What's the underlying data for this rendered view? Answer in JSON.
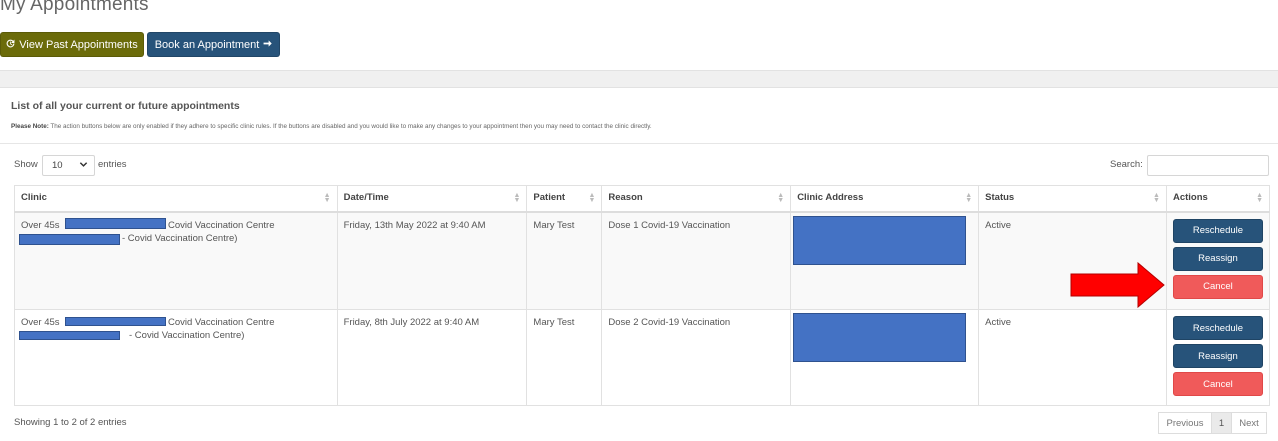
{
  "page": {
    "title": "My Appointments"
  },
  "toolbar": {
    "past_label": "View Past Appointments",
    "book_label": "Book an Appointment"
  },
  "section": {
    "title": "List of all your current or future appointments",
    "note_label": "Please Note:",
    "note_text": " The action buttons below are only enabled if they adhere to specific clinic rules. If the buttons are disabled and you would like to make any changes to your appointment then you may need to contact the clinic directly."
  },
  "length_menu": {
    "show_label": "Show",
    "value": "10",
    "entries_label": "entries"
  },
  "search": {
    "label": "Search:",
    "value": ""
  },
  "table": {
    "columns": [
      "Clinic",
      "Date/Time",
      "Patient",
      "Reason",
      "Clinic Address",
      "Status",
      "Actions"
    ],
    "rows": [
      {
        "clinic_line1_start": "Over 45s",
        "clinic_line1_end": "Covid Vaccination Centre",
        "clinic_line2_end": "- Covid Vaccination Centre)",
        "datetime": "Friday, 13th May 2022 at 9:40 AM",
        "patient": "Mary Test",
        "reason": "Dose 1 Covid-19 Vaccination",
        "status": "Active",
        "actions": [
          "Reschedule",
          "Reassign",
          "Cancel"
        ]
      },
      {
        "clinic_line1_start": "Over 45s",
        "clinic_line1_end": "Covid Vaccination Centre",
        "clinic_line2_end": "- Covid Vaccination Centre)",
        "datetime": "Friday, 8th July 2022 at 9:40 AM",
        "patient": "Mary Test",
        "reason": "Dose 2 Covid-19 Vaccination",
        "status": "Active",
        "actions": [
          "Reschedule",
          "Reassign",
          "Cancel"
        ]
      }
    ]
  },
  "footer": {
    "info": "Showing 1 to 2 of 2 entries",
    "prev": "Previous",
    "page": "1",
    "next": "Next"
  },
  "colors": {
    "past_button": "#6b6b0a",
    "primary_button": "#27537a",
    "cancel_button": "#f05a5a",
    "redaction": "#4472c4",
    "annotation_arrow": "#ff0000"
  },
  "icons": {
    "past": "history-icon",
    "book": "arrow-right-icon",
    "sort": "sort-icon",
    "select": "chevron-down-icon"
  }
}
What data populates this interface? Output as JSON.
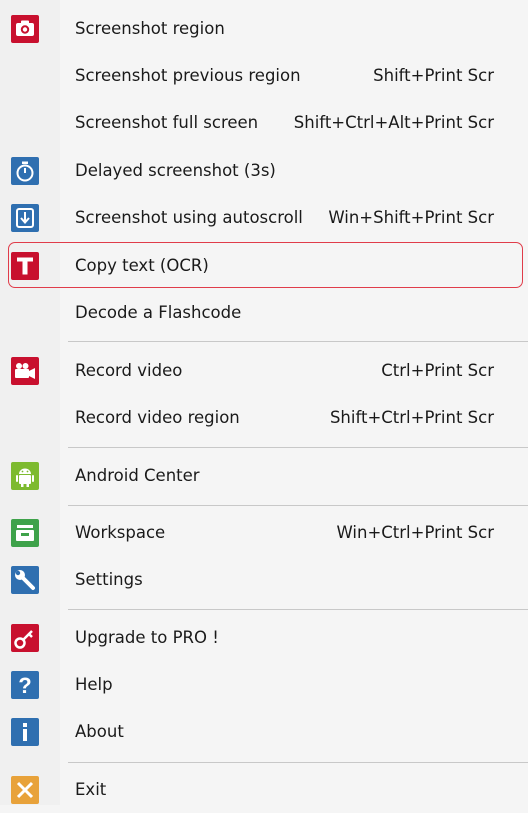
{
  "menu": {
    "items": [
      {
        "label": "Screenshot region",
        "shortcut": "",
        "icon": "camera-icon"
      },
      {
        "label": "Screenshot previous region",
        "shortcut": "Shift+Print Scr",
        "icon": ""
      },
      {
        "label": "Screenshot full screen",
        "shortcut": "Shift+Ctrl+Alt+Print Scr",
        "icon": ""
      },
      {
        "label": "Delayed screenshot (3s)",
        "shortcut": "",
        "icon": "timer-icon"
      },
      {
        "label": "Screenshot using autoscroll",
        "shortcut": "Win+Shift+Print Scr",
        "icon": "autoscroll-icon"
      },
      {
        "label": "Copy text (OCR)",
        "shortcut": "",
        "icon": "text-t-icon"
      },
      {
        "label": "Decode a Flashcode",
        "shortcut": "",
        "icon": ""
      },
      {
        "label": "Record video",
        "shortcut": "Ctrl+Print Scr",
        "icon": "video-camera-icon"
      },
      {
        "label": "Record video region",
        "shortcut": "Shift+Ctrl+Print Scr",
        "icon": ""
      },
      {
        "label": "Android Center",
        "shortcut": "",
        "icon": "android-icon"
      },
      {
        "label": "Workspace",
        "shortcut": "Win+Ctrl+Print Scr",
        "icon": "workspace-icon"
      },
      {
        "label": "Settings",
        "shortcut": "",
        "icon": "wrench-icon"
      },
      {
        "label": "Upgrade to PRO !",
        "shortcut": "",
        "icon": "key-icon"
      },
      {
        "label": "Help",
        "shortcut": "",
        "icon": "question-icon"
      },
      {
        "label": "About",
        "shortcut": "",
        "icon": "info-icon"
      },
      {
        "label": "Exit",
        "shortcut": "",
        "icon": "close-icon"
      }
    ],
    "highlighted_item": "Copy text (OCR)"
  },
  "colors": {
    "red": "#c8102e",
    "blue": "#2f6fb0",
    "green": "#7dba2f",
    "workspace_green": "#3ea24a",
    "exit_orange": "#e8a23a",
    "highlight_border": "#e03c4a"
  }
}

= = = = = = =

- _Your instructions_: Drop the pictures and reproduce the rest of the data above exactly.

- _Solution below_:
What's the underlying data for this rendered view? Answer in JSON.
{
  "page": {
    "title": "My Appointments"
  },
  "toolbar": {
    "past_label": "View Past Appointments",
    "book_label": "Book an Appointment"
  },
  "section": {
    "title": "List of all your current or future appointments",
    "note_label": "Please Note:",
    "note_text": " The action buttons below are only enabled if they adhere to specific clinic rules. If the buttons are disabled and you would like to make any changes to your appointment then you may need to contact the clinic directly."
  },
  "length_menu": {
    "show_label": "Show",
    "value": "10",
    "entries_label": "entries"
  },
  "search": {
    "label": "Search:",
    "value": ""
  },
  "table": {
    "columns": [
      "Clinic",
      "Date/Time",
      "Patient",
      "Reason",
      "Clinic Address",
      "Status",
      "Actions"
    ],
    "rows": [
      {
        "clinic_line1_start": "Over 45s",
        "clinic_line1_end": "Covid Vaccination Centre",
        "clinic_line2_end": "- Covid Vaccination Centre)",
        "datetime": "Friday, 13th May 2022 at 9:40 AM",
        "patient": "Mary Test",
        "reason": "Dose 1 Covid-19 Vaccination",
        "status": "Active",
        "actions": [
          "Reschedule",
          "Reassign",
          "Cancel"
        ]
      },
      {
        "clinic_line1_start": "Over 45s",
        "clinic_line1_end": "Covid Vaccination Centre",
        "clinic_line2_end": "- Covid Vaccination Centre)",
        "datetime": "Friday, 8th July 2022 at 9:40 AM",
        "patient": "Mary Test",
        "reason": "Dose 2 Covid-19 Vaccination",
        "status": "Active",
        "actions": [
          "Reschedule",
          "Reassign",
          "Cancel"
        ]
      }
    ]
  },
  "footer": {
    "info": "Showing 1 to 2 of 2 entries",
    "prev": "Previous",
    "page": "1",
    "next": "Next"
  },
  "colors": {
    "past_button": "#6b6b0a",
    "primary_button": "#27537a",
    "cancel_button": "#f05a5a",
    "redaction": "#4472c4",
    "annotation_arrow": "#ff0000"
  },
  "icons": {
    "past": "history-icon",
    "book": "arrow-right-icon",
    "sort": "sort-icon",
    "select": "chevron-down-icon"
  }
}
What data populates this interface? Output as JSON.
{
  "menu": {
    "items": [
      {
        "label": "Screenshot region",
        "shortcut": "",
        "icon": "camera-icon"
      },
      {
        "label": "Screenshot previous region",
        "shortcut": "Shift+Print Scr",
        "icon": ""
      },
      {
        "label": "Screenshot full screen",
        "shortcut": "Shift+Ctrl+Alt+Print Scr",
        "icon": ""
      },
      {
        "label": "Delayed screenshot (3s)",
        "shortcut": "",
        "icon": "timer-icon"
      },
      {
        "label": "Screenshot using autoscroll",
        "shortcut": "Win+Shift+Print Scr",
        "icon": "autoscroll-icon"
      },
      {
        "label": "Copy text (OCR)",
        "shortcut": "",
        "icon": "text-t-icon"
      },
      {
        "label": "Decode a Flashcode",
        "shortcut": "",
        "icon": ""
      },
      {
        "label": "Record video",
        "shortcut": "Ctrl+Print Scr",
        "icon": "video-camera-icon"
      },
      {
        "label": "Record video region",
        "shortcut": "Shift+Ctrl+Print Scr",
        "icon": ""
      },
      {
        "label": "Android Center",
        "shortcut": "",
        "icon": "android-icon"
      },
      {
        "label": "Workspace",
        "shortcut": "Win+Ctrl+Print Scr",
        "icon": "workspace-icon"
      },
      {
        "label": "Settings",
        "shortcut": "",
        "icon": "wrench-icon"
      },
      {
        "label": "Upgrade to PRO !",
        "shortcut": "",
        "icon": "key-icon"
      },
      {
        "label": "Help",
        "shortcut": "",
        "icon": "question-icon"
      },
      {
        "label": "About",
        "shortcut": "",
        "icon": "info-icon"
      },
      {
        "label": "Exit",
        "shortcut": "",
        "icon": "close-icon"
      }
    ],
    "highlighted_item": "Copy text (OCR)"
  },
  "colors": {
    "red": "#c8102e",
    "blue": "#2f6fb0",
    "green": "#7dba2f",
    "workspace_green": "#3ea24a",
    "exit_orange": "#e8a23a",
    "highlight_border": "#e03c4a"
  }
}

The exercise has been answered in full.